» RECORDS FOR PROCESSING

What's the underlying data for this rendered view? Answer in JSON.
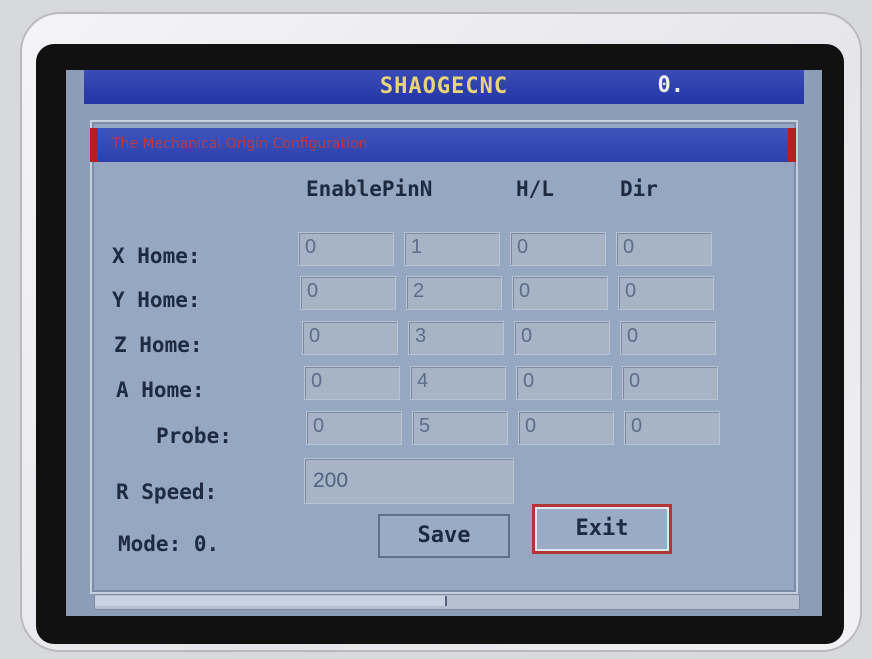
{
  "header": {
    "title": "SHAOGECNC",
    "counter": "0."
  },
  "dialog": {
    "title": "The Mechanical Origin Configuration",
    "columns": [
      "EnablePinN",
      "H/L",
      "Dir"
    ],
    "rows": [
      {
        "label": "X Home:",
        "values": [
          "0",
          "1",
          "0",
          "0"
        ]
      },
      {
        "label": "Y Home:",
        "values": [
          "0",
          "2",
          "0",
          "0"
        ]
      },
      {
        "label": "Z Home:",
        "values": [
          "0",
          "3",
          "0",
          "0"
        ]
      },
      {
        "label": "A Home:",
        "values": [
          "0",
          "4",
          "0",
          "0"
        ]
      },
      {
        "label": "Probe:",
        "values": [
          "0",
          "5",
          "0",
          "0"
        ]
      }
    ],
    "speed": {
      "label": "R Speed:",
      "value": "200"
    },
    "mode": {
      "label": "Mode:",
      "value": "0."
    },
    "buttons": {
      "save": "Save",
      "exit": "Exit"
    }
  },
  "colors": {
    "titlebar": "#2436a6",
    "title_text": "#e8d27a",
    "screen": "#8c9db8",
    "exit_border": "#b23636"
  }
}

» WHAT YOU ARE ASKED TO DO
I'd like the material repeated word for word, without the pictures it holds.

» RESULT OF THIS EXERCISE
What's the underlying data for this rendered view? Answer in JSON.
{
  "header": {
    "title": "SHAOGECNC",
    "counter": "0."
  },
  "dialog": {
    "title": "The Mechanical Origin Configuration",
    "columns": [
      "EnablePinN",
      "H/L",
      "Dir"
    ],
    "rows": [
      {
        "label": "X Home:",
        "values": [
          "0",
          "1",
          "0",
          "0"
        ]
      },
      {
        "label": "Y Home:",
        "values": [
          "0",
          "2",
          "0",
          "0"
        ]
      },
      {
        "label": "Z Home:",
        "values": [
          "0",
          "3",
          "0",
          "0"
        ]
      },
      {
        "label": "A Home:",
        "values": [
          "0",
          "4",
          "0",
          "0"
        ]
      },
      {
        "label": "Probe:",
        "values": [
          "0",
          "5",
          "0",
          "0"
        ]
      }
    ],
    "speed": {
      "label": "R Speed:",
      "value": "200"
    },
    "mode": {
      "label": "Mode:",
      "value": "0."
    },
    "buttons": {
      "save": "Save",
      "exit": "Exit"
    }
  },
  "colors": {
    "titlebar": "#2436a6",
    "title_text": "#e8d27a",
    "screen": "#8c9db8",
    "exit_border": "#b23636"
  }
}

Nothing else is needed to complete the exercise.